Work order - Below is a set of records. Repeat all of them exactly.

Excerpted data -
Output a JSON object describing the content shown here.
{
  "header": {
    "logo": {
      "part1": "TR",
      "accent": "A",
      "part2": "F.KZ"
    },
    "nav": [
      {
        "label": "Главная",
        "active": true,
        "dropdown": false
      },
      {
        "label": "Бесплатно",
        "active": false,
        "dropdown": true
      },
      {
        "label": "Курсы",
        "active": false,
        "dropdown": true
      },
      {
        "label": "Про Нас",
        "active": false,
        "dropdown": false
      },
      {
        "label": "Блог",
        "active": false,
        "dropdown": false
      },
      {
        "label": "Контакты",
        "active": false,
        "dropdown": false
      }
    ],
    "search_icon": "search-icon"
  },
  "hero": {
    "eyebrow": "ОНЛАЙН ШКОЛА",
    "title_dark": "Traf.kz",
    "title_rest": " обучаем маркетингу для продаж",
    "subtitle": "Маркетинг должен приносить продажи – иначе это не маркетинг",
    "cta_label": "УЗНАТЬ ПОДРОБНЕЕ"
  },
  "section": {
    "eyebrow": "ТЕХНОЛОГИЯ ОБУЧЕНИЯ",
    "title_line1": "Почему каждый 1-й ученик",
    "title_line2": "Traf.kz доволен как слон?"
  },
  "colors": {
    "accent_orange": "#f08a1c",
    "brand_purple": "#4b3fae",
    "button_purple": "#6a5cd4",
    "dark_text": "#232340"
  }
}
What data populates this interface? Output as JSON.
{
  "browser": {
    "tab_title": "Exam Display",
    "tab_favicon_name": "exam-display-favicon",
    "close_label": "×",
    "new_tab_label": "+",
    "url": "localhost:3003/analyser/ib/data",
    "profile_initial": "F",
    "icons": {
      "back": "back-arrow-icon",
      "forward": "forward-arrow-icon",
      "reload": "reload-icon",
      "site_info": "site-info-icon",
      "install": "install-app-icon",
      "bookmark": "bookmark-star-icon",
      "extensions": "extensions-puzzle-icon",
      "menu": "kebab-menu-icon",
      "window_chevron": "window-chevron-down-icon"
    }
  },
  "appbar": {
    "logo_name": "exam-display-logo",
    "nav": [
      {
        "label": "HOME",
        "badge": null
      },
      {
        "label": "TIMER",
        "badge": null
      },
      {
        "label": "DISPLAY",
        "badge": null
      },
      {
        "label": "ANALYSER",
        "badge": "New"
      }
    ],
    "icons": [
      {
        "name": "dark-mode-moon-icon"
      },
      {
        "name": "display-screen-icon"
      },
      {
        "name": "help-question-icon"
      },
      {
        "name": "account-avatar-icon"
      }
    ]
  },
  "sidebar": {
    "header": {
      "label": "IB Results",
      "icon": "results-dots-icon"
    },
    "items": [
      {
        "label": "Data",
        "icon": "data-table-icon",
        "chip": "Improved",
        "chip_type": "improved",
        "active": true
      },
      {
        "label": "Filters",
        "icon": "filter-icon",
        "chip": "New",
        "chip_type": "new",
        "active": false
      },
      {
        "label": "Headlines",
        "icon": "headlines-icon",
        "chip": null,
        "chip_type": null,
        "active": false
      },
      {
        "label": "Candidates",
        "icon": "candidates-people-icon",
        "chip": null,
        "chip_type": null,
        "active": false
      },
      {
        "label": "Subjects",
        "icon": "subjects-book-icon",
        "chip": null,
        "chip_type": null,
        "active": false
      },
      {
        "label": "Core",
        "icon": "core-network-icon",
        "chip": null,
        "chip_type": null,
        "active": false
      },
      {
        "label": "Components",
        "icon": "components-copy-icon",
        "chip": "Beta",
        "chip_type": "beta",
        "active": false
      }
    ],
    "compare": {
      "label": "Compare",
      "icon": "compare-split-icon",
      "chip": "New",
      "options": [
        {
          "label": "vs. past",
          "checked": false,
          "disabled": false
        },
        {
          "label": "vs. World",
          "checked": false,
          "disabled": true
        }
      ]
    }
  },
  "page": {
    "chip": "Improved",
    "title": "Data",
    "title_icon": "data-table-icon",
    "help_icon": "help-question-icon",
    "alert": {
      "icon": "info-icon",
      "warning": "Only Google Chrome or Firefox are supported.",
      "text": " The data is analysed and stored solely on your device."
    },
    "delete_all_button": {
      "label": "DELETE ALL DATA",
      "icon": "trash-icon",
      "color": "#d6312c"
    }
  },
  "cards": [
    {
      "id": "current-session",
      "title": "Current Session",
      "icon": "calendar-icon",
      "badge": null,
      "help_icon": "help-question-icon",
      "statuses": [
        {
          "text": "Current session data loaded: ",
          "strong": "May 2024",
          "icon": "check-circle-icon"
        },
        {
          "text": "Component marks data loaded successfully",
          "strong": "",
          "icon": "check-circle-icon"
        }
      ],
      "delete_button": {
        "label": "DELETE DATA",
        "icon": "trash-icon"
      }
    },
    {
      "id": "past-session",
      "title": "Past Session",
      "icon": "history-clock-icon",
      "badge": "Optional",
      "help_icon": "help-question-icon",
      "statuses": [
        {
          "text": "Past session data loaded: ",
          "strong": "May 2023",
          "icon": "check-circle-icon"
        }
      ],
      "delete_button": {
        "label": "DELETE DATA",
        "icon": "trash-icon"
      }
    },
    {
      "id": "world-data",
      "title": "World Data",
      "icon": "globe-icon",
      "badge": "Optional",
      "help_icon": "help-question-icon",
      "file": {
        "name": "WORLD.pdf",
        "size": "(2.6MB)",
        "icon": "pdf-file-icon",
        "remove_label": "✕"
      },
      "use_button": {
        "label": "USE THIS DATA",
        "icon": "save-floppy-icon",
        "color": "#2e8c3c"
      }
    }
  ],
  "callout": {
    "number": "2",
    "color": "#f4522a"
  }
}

Answer to this problem -
Output a JSON object describing the content shown here.
{
  "header": {
    "logo": {
      "part1": "TR",
      "accent": "A",
      "part2": "F.KZ"
    },
    "nav": [
      {
        "label": "Главная",
        "active": true,
        "dropdown": false
      },
      {
        "label": "Бесплатно",
        "active": false,
        "dropdown": true
      },
      {
        "label": "Курсы",
        "active": false,
        "dropdown": true
      },
      {
        "label": "Про Нас",
        "active": false,
        "dropdown": false
      },
      {
        "label": "Блог",
        "active": false,
        "dropdown": false
      },
      {
        "label": "Контакты",
        "active": false,
        "dropdown": false
      }
    ],
    "search_icon": "search-icon"
  },
  "hero": {
    "eyebrow": "ОНЛАЙН ШКОЛА",
    "title_dark": "Traf.kz",
    "title_rest": " обучаем маркетингу для продаж",
    "subtitle": "Маркетинг должен приносить продажи – иначе это не маркетинг",
    "cta_label": "УЗНАТЬ ПОДРОБНЕЕ"
  },
  "section": {
    "eyebrow": "ТЕХНОЛОГИЯ ОБУЧЕНИЯ",
    "title_line1": "Почему каждый 1-й ученик",
    "title_line2": "Traf.kz доволен как слон?"
  },
  "colors": {
    "accent_orange": "#f08a1c",
    "brand_purple": "#4b3fae",
    "button_purple": "#6a5cd4",
    "dark_text": "#232340"
  }
}
What data populates this interface? Output as JSON.
{
  "browser": {
    "tab_title": "Exam Display",
    "tab_favicon_name": "exam-display-favicon",
    "close_label": "×",
    "new_tab_label": "+",
    "url": "localhost:3003/analyser/ib/data",
    "profile_initial": "F",
    "icons": {
      "back": "back-arrow-icon",
      "forward": "forward-arrow-icon",
      "reload": "reload-icon",
      "site_info": "site-info-icon",
      "install": "install-app-icon",
      "bookmark": "bookmark-star-icon",
      "extensions": "extensions-puzzle-icon",
      "menu": "kebab-menu-icon",
      "window_chevron": "window-chevron-down-icon"
    }
  },
  "appbar": {
    "logo_name": "exam-display-logo",
    "nav": [
      {
        "label": "HOME",
        "badge": null
      },
      {
        "label": "TIMER",
        "badge": null
      },
      {
        "label": "DISPLAY",
        "badge": null
      },
      {
        "label": "ANALYSER",
        "badge": "New"
      }
    ],
    "icons": [
      {
        "name": "dark-mode-moon-icon"
      },
      {
        "name": "display-screen-icon"
      },
      {
        "name": "help-question-icon"
      },
      {
        "name": "account-avatar-icon"
      }
    ]
  },
  "sidebar": {
    "header": {
      "label": "IB Results",
      "icon": "results-dots-icon"
    },
    "items": [
      {
        "label": "Data",
        "icon": "data-table-icon",
        "chip": "Improved",
        "chip_type": "improved",
        "active": true
      },
      {
        "label": "Filters",
        "icon": "filter-icon",
        "chip": "New",
        "chip_type": "new",
        "active": false
      },
      {
        "label": "Headlines",
        "icon": "headlines-icon",
        "chip": null,
        "chip_type": null,
        "active": false
      },
      {
        "label": "Candidates",
        "icon": "candidates-people-icon",
        "chip": null,
        "chip_type": null,
        "active": false
      },
      {
        "label": "Subjects",
        "icon": "subjects-book-icon",
        "chip": null,
        "chip_type": null,
        "active": false
      },
      {
        "label": "Core",
        "icon": "core-network-icon",
        "chip": null,
        "chip_type": null,
        "active": false
      },
      {
        "label": "Components",
        "icon": "components-copy-icon",
        "chip": "Beta",
        "chip_type": "beta",
        "active": false
      }
    ],
    "compare": {
      "label": "Compare",
      "icon": "compare-split-icon",
      "chip": "New",
      "options": [
        {
          "label": "vs. past",
          "checked": false,
          "disabled": false
        },
        {
          "label": "vs. World",
          "checked": false,
          "disabled": true
        }
      ]
    }
  },
  "page": {
    "chip": "Improved",
    "title": "Data",
    "title_icon": "data-table-icon",
    "help_icon": "help-question-icon",
    "alert": {
      "icon": "info-icon",
      "warning": "Only Google Chrome or Firefox are supported.",
      "text": " The data is analysed and stored solely on your device."
    },
    "delete_all_button": {
      "label": "DELETE ALL DATA",
      "icon": "trash-icon",
      "color": "#d6312c"
    }
  },
  "cards": [
    {
      "id": "current-session",
      "title": "Current Session",
      "icon": "calendar-icon",
      "badge": null,
      "help_icon": "help-question-icon",
      "statuses": [
        {
          "text": "Current session data loaded: ",
          "strong": "May 2024",
          "icon": "check-circle-icon"
        },
        {
          "text": "Component marks data loaded successfully",
          "strong": "",
          "icon": "check-circle-icon"
        }
      ],
      "delete_button": {
        "label": "DELETE DATA",
        "icon": "trash-icon"
      }
    },
    {
      "id": "past-session",
      "title": "Past Session",
      "icon": "history-clock-icon",
      "badge": "Optional",
      "help_icon": "help-question-icon",
      "statuses": [
        {
          "text": "Past session data loaded: ",
          "strong": "May 2023",
          "icon": "check-circle-icon"
        }
      ],
      "delete_button": {
        "label": "DELETE DATA",
        "icon": "trash-icon"
      }
    },
    {
      "id": "world-data",
      "title": "World Data",
      "icon": "globe-icon",
      "badge": "Optional",
      "help_icon": "help-question-icon",
      "file": {
        "name": "WORLD.pdf",
        "size": "(2.6MB)",
        "icon": "pdf-file-icon",
        "remove_label": "✕"
      },
      "use_button": {
        "label": "USE THIS DATA",
        "icon": "save-floppy-icon",
        "color": "#2e8c3c"
      }
    }
  ],
  "callout": {
    "number": "2",
    "color": "#f4522a"
  }
}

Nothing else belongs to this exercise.